▶ _Prompt_
What you hand back must match the listing exactly.

▶ _Data for analysis_
════════════════════
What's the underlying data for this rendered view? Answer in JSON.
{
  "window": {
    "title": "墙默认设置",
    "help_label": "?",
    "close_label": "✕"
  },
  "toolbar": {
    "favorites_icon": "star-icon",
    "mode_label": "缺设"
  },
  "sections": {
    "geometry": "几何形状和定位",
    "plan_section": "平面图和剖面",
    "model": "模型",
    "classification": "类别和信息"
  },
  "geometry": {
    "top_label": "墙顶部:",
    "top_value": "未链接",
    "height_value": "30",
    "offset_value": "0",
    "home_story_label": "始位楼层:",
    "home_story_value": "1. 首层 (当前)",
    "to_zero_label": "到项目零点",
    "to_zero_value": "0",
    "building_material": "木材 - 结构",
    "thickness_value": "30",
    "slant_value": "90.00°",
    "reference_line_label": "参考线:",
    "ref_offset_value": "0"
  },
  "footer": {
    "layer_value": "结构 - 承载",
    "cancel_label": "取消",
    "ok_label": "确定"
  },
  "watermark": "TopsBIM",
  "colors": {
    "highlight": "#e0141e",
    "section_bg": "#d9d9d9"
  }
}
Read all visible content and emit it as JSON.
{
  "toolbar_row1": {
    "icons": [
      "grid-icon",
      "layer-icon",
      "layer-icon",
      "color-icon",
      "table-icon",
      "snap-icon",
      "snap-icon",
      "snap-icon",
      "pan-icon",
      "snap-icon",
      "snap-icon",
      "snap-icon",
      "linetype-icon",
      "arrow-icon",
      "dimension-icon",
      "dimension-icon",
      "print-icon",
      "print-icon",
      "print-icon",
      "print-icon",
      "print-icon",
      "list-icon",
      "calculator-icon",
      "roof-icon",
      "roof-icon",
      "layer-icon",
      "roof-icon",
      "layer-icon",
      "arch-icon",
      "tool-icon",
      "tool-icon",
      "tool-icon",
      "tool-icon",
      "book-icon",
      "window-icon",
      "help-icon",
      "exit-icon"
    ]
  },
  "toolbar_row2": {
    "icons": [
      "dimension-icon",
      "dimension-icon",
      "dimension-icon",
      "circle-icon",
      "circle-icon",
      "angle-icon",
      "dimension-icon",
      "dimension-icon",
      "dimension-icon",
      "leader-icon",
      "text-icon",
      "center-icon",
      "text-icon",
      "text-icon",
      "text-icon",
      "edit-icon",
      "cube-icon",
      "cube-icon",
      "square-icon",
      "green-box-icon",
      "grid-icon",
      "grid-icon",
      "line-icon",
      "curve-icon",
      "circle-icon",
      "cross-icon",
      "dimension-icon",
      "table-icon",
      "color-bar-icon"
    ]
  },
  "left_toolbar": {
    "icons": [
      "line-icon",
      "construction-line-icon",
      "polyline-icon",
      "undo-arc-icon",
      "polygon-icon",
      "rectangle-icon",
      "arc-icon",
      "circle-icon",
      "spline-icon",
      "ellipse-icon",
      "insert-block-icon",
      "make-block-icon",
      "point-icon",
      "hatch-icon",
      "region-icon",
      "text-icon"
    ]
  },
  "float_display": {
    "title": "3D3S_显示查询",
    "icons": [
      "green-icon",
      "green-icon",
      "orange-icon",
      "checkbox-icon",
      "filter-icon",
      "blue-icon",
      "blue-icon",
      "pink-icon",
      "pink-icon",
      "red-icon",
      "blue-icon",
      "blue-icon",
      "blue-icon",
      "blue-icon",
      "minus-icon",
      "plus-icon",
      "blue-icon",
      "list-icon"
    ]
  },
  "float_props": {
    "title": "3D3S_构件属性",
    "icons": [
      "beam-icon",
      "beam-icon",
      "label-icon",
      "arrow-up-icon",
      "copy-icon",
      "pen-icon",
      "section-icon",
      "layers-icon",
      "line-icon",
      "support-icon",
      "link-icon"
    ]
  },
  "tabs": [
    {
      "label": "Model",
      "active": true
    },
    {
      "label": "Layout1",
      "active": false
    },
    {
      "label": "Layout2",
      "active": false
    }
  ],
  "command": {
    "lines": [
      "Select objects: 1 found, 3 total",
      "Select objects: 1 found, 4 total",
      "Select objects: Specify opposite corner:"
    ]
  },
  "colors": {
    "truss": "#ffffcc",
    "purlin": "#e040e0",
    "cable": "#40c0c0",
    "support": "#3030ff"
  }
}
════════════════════
▶ _Written response_
What's the underlying data for this rendered view? Answer in JSON.
{
  "window": {
    "title": "墙默认设置",
    "help_label": "?",
    "close_label": "✕"
  },
  "toolbar": {
    "favorites_icon": "star-icon",
    "mode_label": "缺设"
  },
  "sections": {
    "geometry": "几何形状和定位",
    "plan_section": "平面图和剖面",
    "model": "模型",
    "classification": "类别和信息"
  },
  "geometry": {
    "top_label": "墙顶部:",
    "top_value": "未链接",
    "height_value": "30",
    "offset_value": "0",
    "home_story_label": "始位楼层:",
    "home_story_value": "1. 首层 (当前)",
    "to_zero_label": "到项目零点",
    "to_zero_value": "0",
    "building_material": "木材 - 结构",
    "thickness_value": "30",
    "slant_value": "90.00°",
    "reference_line_label": "参考线:",
    "ref_offset_value": "0"
  },
  "footer": {
    "layer_value": "结构 - 承载",
    "cancel_label": "取消",
    "ok_label": "确定"
  },
  "watermark": "TopsBIM",
  "colors": {
    "highlight": "#e0141e",
    "section_bg": "#d9d9d9"
  }
}
Read all visible content and emit it as JSON.
{
  "toolbar_row1": {
    "icons": [
      "grid-icon",
      "layer-icon",
      "layer-icon",
      "color-icon",
      "table-icon",
      "snap-icon",
      "snap-icon",
      "snap-icon",
      "pan-icon",
      "snap-icon",
      "snap-icon",
      "snap-icon",
      "linetype-icon",
      "arrow-icon",
      "dimension-icon",
      "dimension-icon",
      "print-icon",
      "print-icon",
      "print-icon",
      "print-icon",
      "print-icon",
      "list-icon",
      "calculator-icon",
      "roof-icon",
      "roof-icon",
      "layer-icon",
      "roof-icon",
      "layer-icon",
      "arch-icon",
      "tool-icon",
      "tool-icon",
      "tool-icon",
      "tool-icon",
      "book-icon",
      "window-icon",
      "help-icon",
      "exit-icon"
    ]
  },
  "toolbar_row2": {
    "icons": [
      "dimension-icon",
      "dimension-icon",
      "dimension-icon",
      "circle-icon",
      "circle-icon",
      "angle-icon",
      "dimension-icon",
      "dimension-icon",
      "dimension-icon",
      "leader-icon",
      "text-icon",
      "center-icon",
      "text-icon",
      "text-icon",
      "text-icon",
      "edit-icon",
      "cube-icon",
      "cube-icon",
      "square-icon",
      "green-box-icon",
      "grid-icon",
      "grid-icon",
      "line-icon",
      "curve-icon",
      "circle-icon",
      "cross-icon",
      "dimension-icon",
      "table-icon",
      "color-bar-icon"
    ]
  },
  "left_toolbar": {
    "icons": [
      "line-icon",
      "construction-line-icon",
      "polyline-icon",
      "undo-arc-icon",
      "polygon-icon",
      "rectangle-icon",
      "arc-icon",
      "circle-icon",
      "spline-icon",
      "ellipse-icon",
      "insert-block-icon",
      "make-block-icon",
      "point-icon",
      "hatch-icon",
      "region-icon",
      "text-icon"
    ]
  },
  "float_display": {
    "title": "3D3S_显示查询",
    "icons": [
      "green-icon",
      "green-icon",
      "orange-icon",
      "checkbox-icon",
      "filter-icon",
      "blue-icon",
      "blue-icon",
      "pink-icon",
      "pink-icon",
      "red-icon",
      "blue-icon",
      "blue-icon",
      "blue-icon",
      "blue-icon",
      "minus-icon",
      "plus-icon",
      "blue-icon",
      "list-icon"
    ]
  },
  "float_props": {
    "title": "3D3S_构件属性",
    "icons": [
      "beam-icon",
      "beam-icon",
      "label-icon",
      "arrow-up-icon",
      "copy-icon",
      "pen-icon",
      "section-icon",
      "layers-icon",
      "line-icon",
      "support-icon",
      "link-icon"
    ]
  },
  "tabs": [
    {
      "label": "Model",
      "active": true
    },
    {
      "label": "Layout1",
      "active": false
    },
    {
      "label": "Layout2",
      "active": false
    }
  ],
  "command": {
    "lines": [
      "Select objects: 1 found, 3 total",
      "Select objects: 1 found, 4 total",
      "Select objects: Specify opposite corner:"
    ]
  },
  "colors": {
    "truss": "#ffffcc",
    "purlin": "#e040e0",
    "cable": "#40c0c0",
    "support": "#3030ff"
  }
}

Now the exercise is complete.